● Work order: Report the number of lines in the records below that contain the word "icon", and nothing more.

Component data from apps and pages
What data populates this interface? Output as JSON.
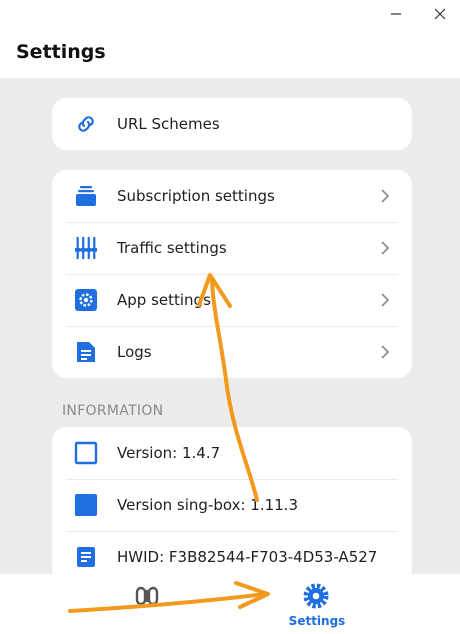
{
  "window": {
    "minimize_icon": "minimize-icon",
    "close_icon": "close-icon"
  },
  "page": {
    "title": "Settings"
  },
  "general_card": {
    "items": [
      {
        "label": "URL Schemes",
        "icon": "link-icon"
      }
    ]
  },
  "settings_card": {
    "items": [
      {
        "label": "Subscription settings",
        "icon": "stack-icon"
      },
      {
        "label": "Traffic settings",
        "icon": "equalizer-icon"
      },
      {
        "label": "App settings",
        "icon": "gear-square-icon"
      },
      {
        "label": "Logs",
        "icon": "document-icon"
      }
    ]
  },
  "information": {
    "header": "INFORMATION",
    "items": [
      {
        "label": "Version: 1.4.7",
        "icon": "square-outline-icon"
      },
      {
        "label": "Version sing-box: 1.11.3",
        "icon": "square-filled-icon"
      },
      {
        "label": "HWID: F3B82544-F703-4D53-A527",
        "icon": "document-icon"
      }
    ]
  },
  "bottom_nav": {
    "items": [
      {
        "label": "",
        "icon": "link-chain-icon",
        "active": false
      },
      {
        "label": "Settings",
        "icon": "gear-icon",
        "active": true
      }
    ]
  },
  "colors": {
    "accent": "#1f6fe0",
    "background": "#ececec",
    "card": "#ffffff",
    "annotation": "#f39a1e"
  }
}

● Response for this exercise: 12